“As we have seen in the media, the Coronavirus (COVID19) continues to shape our day to day lives and we are not immune to those changes here in Jonesboro. It is important that we begin to think about how we can reduce our risk of having widespread disease in our community. In addition to routine handwashing and the practice of good hygiene, social distancing is also recommended,” Speights said. “Social distancing consists of limiting our interactions in large groups or gatherings, especially those at the highest risk of complication from this disease – our elderly and those patients with chronic diseases.”
On March 5, Jonesboro city, medical and Craighead County leaders discussed what impact the coronavirus may have on the region, with officials saying people can avoid the spread of the virus.
In the afternoon press conference, Perrin, Day and Speights took questions about the area’s approach to the illness.
All three officials said the approach will be similar to one taken during the 2009 H1N1 virus in the United States.
Day said officials have heard from healthcare, utility and school leaders in recent days about the issue. The goal, Day said, will involve getting factual information out to the public in a timely manner and using best practices to avoid the spread of the virus.
“While there is certainly no reason to panic in Craighead County, it is important that institutions have plans in place,” Judge Day said.
Dr. Speights said the coronavirus is a new virus and that there have no cases reported in Arkansas. However, he said people are being evaluated.
Right now, there is no vaccine or medicine to treat coronavirus. However, Dr. Speights said its symptoms can last longer than a cold, typically 7-10 days.
Speights said in a media release that the coronavirus infection rate is mild and can look like the common cold. He said the mortality rate right now appears to be higher than the seasonal flu, but that the numbers are changing.
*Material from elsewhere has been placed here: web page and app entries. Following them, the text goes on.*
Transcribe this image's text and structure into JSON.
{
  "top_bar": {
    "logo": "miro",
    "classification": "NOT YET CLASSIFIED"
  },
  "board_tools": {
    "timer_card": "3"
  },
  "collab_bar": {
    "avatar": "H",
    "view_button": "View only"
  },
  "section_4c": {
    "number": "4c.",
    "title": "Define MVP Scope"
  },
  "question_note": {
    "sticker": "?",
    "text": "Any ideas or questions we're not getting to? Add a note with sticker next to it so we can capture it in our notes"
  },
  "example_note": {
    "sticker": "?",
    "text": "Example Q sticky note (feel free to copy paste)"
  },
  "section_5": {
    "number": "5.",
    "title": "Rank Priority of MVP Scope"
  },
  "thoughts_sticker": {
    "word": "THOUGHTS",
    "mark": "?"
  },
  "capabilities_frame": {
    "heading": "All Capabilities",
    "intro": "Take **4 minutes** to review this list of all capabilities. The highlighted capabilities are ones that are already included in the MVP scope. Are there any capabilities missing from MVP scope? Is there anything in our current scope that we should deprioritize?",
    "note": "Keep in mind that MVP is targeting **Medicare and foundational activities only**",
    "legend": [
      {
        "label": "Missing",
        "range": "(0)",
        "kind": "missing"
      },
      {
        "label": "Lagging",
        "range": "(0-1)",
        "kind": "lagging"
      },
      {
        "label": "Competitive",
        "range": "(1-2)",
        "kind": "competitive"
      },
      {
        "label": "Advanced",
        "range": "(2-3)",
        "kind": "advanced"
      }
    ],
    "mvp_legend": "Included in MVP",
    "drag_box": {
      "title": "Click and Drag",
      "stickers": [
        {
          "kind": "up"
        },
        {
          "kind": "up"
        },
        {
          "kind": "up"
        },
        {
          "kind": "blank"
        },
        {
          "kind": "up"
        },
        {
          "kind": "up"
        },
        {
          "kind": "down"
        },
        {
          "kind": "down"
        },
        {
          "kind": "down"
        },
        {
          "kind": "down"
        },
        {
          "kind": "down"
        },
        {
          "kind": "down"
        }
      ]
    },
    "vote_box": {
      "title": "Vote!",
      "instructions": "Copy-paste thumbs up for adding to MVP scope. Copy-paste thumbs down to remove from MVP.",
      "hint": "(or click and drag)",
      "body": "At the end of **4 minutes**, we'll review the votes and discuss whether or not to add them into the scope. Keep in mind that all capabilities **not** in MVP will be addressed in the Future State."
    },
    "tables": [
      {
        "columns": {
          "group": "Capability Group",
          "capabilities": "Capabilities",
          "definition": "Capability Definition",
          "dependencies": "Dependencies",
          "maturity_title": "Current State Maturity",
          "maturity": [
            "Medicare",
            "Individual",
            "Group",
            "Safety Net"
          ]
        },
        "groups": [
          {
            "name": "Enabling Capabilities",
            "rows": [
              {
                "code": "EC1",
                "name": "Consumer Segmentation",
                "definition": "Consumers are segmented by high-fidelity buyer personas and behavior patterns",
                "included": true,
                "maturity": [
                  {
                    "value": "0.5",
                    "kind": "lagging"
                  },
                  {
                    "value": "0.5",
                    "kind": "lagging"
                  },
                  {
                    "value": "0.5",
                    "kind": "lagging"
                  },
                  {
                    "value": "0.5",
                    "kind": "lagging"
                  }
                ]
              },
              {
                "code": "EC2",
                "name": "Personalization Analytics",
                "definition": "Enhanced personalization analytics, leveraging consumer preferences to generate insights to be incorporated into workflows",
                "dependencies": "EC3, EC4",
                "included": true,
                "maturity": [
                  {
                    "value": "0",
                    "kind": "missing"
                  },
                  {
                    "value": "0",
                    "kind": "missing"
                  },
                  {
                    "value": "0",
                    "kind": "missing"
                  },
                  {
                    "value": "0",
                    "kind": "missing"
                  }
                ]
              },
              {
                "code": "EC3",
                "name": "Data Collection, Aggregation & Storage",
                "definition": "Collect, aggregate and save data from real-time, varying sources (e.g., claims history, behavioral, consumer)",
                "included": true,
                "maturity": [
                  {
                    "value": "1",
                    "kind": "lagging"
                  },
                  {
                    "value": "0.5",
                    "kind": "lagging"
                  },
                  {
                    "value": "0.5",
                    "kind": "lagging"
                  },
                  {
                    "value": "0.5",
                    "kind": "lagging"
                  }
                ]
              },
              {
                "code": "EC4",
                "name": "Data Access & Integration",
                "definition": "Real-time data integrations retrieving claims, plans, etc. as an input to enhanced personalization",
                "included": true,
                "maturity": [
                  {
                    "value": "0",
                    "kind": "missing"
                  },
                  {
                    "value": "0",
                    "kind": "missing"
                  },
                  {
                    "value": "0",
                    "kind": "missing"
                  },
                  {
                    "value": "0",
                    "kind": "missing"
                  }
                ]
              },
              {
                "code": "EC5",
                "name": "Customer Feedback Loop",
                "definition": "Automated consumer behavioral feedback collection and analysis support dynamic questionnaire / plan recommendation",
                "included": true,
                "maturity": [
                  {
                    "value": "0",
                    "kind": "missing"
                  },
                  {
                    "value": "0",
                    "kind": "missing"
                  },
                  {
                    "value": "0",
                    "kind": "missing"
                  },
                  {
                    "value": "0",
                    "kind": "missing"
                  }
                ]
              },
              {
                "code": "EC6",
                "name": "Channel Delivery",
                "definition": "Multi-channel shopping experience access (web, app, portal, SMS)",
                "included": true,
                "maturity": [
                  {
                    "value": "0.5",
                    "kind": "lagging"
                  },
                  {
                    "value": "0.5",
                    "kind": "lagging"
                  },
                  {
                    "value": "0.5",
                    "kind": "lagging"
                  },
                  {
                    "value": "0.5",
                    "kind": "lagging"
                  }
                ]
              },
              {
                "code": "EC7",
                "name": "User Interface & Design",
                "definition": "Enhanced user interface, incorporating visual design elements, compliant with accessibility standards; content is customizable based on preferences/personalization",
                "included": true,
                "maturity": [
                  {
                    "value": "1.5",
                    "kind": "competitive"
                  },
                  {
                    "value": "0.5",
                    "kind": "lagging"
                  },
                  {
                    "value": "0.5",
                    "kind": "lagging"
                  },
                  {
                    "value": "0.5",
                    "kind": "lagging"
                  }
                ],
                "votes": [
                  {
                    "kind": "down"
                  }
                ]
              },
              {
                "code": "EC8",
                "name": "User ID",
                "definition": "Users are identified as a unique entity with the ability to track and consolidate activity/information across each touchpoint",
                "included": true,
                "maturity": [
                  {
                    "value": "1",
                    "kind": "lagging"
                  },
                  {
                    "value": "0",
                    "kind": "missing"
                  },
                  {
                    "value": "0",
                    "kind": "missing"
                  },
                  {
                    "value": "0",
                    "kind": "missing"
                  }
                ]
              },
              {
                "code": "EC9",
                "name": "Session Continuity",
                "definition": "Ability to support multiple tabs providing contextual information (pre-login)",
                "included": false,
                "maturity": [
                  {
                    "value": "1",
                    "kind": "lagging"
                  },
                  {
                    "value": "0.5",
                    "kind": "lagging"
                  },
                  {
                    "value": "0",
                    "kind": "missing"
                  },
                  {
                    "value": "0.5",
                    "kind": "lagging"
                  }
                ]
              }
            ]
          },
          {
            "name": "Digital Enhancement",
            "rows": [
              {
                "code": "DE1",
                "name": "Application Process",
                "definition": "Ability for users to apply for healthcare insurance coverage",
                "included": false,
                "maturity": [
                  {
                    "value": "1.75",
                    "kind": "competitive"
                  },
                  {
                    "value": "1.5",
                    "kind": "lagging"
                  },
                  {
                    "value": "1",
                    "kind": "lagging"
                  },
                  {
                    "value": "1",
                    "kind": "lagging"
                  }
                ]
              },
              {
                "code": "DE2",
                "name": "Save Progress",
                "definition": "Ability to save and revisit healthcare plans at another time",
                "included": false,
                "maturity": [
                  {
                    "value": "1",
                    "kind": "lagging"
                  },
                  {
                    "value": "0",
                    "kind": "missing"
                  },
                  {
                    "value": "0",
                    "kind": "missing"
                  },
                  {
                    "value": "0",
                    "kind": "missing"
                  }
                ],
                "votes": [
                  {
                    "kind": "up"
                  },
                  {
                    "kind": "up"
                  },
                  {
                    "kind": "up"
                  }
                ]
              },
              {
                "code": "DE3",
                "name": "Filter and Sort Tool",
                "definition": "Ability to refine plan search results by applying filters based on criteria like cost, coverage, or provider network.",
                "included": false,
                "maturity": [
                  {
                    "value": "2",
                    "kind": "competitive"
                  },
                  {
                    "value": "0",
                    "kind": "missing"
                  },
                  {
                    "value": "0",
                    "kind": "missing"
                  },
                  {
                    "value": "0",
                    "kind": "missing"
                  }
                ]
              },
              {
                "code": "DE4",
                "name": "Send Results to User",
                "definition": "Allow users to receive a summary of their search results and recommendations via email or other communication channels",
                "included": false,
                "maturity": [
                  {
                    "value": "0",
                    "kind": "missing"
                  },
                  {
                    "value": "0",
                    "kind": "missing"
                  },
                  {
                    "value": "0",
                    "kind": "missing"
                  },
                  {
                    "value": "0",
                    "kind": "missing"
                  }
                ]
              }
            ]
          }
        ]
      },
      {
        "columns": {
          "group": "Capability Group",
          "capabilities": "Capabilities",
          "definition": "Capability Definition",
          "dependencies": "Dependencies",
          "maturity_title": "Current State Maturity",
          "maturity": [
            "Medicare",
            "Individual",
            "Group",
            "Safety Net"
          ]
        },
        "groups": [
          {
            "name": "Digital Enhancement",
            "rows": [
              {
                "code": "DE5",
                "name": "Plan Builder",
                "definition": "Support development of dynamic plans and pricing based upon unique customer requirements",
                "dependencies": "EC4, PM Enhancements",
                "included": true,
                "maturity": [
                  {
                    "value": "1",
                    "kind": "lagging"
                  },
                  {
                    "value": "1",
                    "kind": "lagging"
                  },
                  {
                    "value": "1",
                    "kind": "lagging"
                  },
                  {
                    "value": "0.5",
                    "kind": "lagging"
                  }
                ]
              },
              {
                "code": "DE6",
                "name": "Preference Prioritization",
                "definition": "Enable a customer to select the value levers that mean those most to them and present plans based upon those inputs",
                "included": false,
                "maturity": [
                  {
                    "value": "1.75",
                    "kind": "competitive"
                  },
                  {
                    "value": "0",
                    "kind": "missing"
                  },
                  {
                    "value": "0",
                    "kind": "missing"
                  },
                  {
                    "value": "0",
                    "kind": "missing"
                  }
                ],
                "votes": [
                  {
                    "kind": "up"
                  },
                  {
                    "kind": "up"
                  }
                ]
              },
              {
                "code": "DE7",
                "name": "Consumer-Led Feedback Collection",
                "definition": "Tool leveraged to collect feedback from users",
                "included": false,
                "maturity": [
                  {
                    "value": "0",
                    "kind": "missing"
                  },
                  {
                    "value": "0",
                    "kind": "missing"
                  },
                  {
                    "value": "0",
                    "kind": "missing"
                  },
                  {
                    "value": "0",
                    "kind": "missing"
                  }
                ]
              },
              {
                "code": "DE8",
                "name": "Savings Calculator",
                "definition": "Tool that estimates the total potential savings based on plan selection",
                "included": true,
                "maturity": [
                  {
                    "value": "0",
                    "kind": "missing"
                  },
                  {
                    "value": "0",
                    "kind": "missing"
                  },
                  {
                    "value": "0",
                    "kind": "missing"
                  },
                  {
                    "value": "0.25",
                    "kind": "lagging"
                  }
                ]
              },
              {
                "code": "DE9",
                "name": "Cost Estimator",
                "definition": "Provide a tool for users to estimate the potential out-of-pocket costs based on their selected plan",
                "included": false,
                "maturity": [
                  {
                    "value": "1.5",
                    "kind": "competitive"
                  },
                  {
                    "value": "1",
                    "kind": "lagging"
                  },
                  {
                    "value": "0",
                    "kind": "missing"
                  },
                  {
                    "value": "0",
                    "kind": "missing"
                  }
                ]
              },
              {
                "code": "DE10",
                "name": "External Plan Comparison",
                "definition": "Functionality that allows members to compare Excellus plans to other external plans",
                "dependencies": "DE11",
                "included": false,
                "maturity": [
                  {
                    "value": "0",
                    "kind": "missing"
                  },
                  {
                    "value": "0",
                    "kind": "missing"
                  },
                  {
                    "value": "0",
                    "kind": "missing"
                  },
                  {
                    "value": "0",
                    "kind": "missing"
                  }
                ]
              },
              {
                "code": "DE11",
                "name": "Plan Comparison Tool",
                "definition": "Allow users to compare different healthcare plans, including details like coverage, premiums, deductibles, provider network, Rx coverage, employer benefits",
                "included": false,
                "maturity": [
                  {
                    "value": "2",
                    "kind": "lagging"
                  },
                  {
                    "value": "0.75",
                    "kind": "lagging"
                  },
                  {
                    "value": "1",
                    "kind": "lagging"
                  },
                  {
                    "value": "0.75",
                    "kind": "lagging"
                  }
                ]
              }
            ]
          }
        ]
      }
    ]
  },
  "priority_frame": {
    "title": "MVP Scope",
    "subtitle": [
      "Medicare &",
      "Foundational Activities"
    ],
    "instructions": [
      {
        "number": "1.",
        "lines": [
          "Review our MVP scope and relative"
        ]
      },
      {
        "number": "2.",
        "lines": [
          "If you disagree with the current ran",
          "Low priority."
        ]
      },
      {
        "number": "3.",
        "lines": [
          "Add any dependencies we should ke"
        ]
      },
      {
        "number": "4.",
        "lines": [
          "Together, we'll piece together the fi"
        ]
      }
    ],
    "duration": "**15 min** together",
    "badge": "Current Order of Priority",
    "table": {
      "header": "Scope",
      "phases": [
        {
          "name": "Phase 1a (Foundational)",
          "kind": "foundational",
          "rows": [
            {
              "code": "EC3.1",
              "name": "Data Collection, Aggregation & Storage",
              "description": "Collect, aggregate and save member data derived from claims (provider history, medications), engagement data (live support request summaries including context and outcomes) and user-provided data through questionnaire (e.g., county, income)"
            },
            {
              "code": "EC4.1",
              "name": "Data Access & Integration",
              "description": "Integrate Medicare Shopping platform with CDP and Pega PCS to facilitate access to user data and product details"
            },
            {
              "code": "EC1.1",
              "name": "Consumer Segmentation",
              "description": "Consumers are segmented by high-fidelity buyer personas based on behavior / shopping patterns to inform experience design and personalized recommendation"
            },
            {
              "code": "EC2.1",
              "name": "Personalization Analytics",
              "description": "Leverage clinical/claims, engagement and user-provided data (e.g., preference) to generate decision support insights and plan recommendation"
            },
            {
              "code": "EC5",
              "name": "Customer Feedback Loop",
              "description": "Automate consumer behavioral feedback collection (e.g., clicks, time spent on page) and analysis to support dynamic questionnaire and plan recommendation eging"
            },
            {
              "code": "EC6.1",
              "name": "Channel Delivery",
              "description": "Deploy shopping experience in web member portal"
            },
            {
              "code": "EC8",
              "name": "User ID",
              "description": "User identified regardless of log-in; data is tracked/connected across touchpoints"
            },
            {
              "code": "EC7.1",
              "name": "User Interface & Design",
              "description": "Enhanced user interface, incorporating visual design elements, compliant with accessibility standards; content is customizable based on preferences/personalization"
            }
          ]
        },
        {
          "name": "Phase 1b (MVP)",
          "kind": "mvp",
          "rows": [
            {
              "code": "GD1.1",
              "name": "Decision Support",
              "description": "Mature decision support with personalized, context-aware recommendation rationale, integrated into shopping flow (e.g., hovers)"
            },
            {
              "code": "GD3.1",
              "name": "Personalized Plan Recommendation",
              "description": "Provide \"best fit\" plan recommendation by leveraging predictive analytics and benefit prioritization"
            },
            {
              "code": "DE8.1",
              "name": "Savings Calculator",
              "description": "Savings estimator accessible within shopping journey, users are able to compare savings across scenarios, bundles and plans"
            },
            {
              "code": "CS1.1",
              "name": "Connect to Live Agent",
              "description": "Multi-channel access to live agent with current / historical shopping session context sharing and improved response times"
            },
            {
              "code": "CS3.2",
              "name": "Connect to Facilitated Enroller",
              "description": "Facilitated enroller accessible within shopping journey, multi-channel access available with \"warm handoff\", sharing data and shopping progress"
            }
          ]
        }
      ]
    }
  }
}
Also, people with heart, lung or kidney conditions can be more susceptible to severe symptoms of coronavirus, Dr. Speights said, noting people can help avoid the spread of any disease by washing their hands, exercising and having physical activity.
As for tips, healthcare officials said people can wash their hands regularly at least five times a day for 20 seconds, not touching your eyes, mouth, and nose with unclean hands, cover your mouth or nose when you sneeze with a tissue or an elbow, clean items like cell phones and door handles and stay home if you are sick.
Dr. Speights said you can prevent yourself from getting the virus from home.
“Healthy habits increase your immune system and at a time like this where you’re going to get infected, or possibly get infected with a new virus, that we don’t have all these drugs, vaccines to fix it or help," Dr. Speights said. "You’re going to have to rely on your immune system.”
Perrin agreed with Day, saying the meeting Thursday was the first step in avoiding the spread of rumors on the issue.
Perrin also said each of the groups are working together on the approach and will help each other.
Several area school superintendents also attended the meeting Thursday.
Paragould Mayor Mike Gaskill said Thursday that city and county officials will be meeting at 9 a.m. Friday to discuss the covid-19 issue.
Gaskill said the meeting will include police, fire, hospital and sheriff’s officials as well as emergency services.
The city will be also closing all of its parks and its senior adult centers, starting March 13, for two weeks, Gaskill said.